65th Anniversary of the Convention on the Prevention and Punishment of the Crime of Genocide

25th session, Human Rights Council

With the adoption of the Genocide Convention in 1948 and, a year later, of the four Geneva Conventions, the international community unequivocally stated its intent that never again would the world stand by as crimes shocking to the conscience of humanity were perpetrated against individuals and groups. When they become bound by these instruments, the States party to them undertake to prevent and punish war crimes and genocide.

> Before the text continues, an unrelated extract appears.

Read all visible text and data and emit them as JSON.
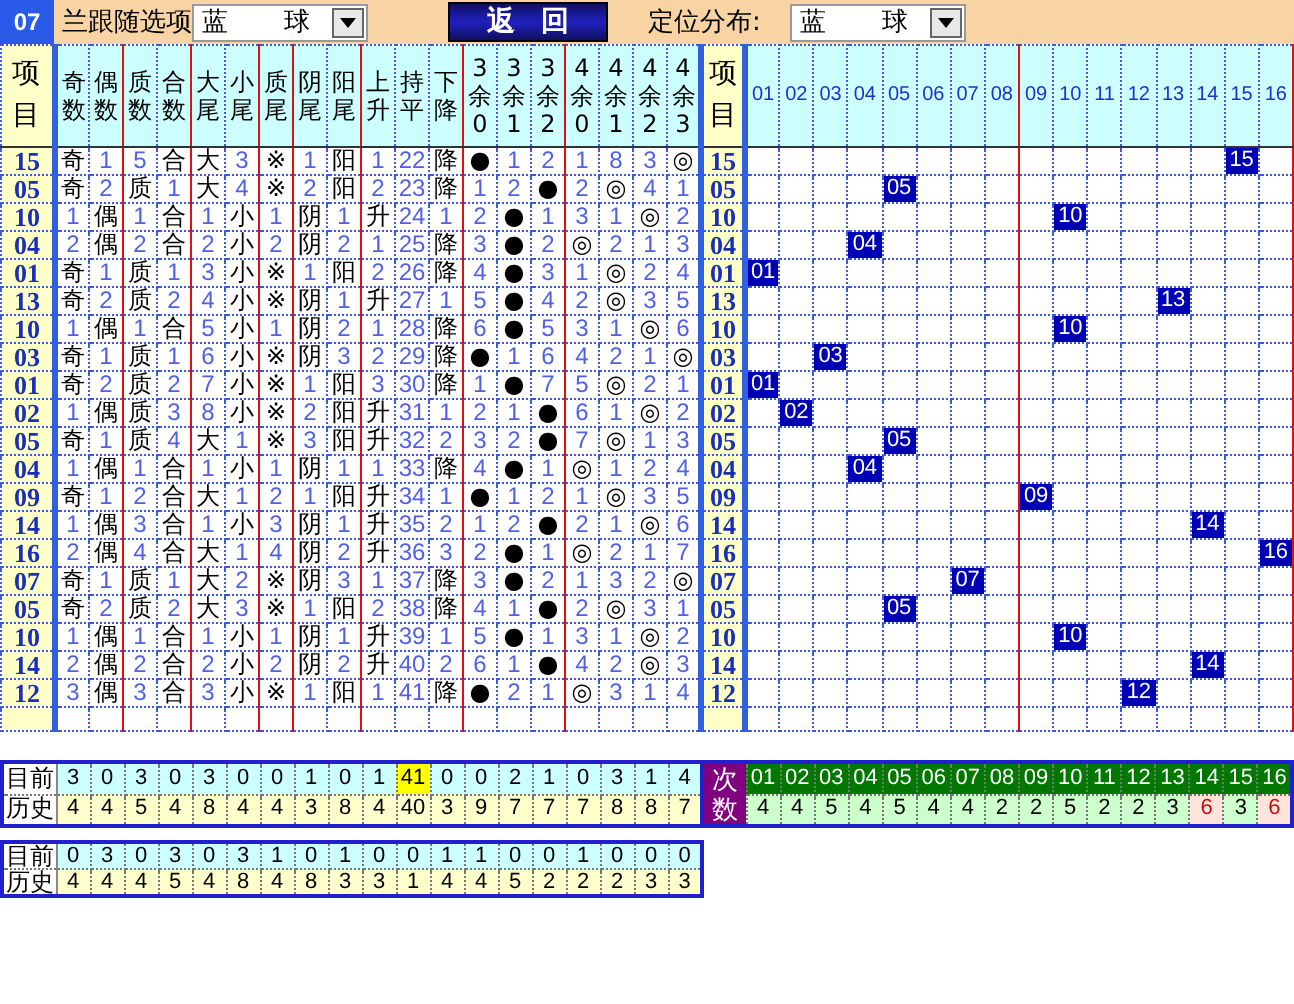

As we take stock over 60 years later, we can honestly say that much has been achieved to put an end to atrocities such as those witnessed during the Second World War. However, much remains to be done to ensure that the objectives of these Conventions are truly achieved and the protections they afford are effective.

Beyond the universal acceptance of the Geneva Conventions and the obvious need for universal adherence to the Genocide Convention, as well as to the Protocols of 1977 additional to the Geneva Conventions, efforts are still needed on many fronts to enable their effective implementation by States and full compliance with them.

From a preventive perspective, it is essential that all weapon-bearers – be they members of State armed forces or members of non-State armed groups – who are able to do violence to others, should understand and comply with the minimum standards of conduct set out in these treaties. This goal can be achieved in part through training and dialogue with the weapon-bearers themselves, but also by imbuing military commanders and their civilian superiors, as well as their equivalents in armed groups, with a true sense of responsibility, and by holding them personally accountable for the actions of their subordinates.

It is also incumbent on States to ensure that if it becomes apparent there is a risk of genocide and serious violations of international humanitarian law, the potential perpetrators should be denied the means to commit these crimes. The ICRC therefore welcomes the adoption in 2013 of the Arms Trade Treaty and urges the States that have not yet bound themselves by this important instrument to ratify it without further delay.

The ICRC firmly believes that prevention can also be achieved through punishment, by holding perpetrators of genocide and war crimes criminally responsible for their actions. In this regard, the legacies of the ad hoc UN International Criminal Tribunals for Rwanda and the former Yugoslavia in bringing a sense of justice and reconciliation to the communities affected must be recognized. Likewise, the important work of the International Criminal Court in trying individuals for genocide, war crimes and crimes against humanity where States are unable or unwilling to do so is pivotal in ending impunity.

Nevertheless, it would be unrealistic to rely on international justice mechanisms for dealing with all future cases of genocide and war crimes. Instead, and as the drafters of the Genocide Convention and the Geneva Conventions intended, States bear the primary responsibility for bringing offenders to justice.

It is only through a concerted and integrated approach that the goals of the Genocide Convention and the Geneva Conventions can be achieved. Perpetrators of such crimes must not be allowed to slip though the gaps left by inadequate legislation or insufficient jurisdictional reach.

The ICRC is encouraged by the high degree to which these Conventions have been implemented at the national level. This only strengthens its determination to urge those States that have not yet done so to adopt domestic legislation to criminalize genocide, crimes against humanity and war crimes, and to establish, where necessary, the appropriate investigative, prosecutorial and judicial structures needed to handle such complex cases.

And the ICRC continues to call upon States to include within their legal framework the possibility of prosecuting the alleged perpetrators of international crimes by way of universal jurisdiction.

In conclusion, the ICRC would like to reiterate its readiness to contribute – in particular through its Advisory Service on international humanitarian law – to any future efforts by the United Nations to achieve these aims.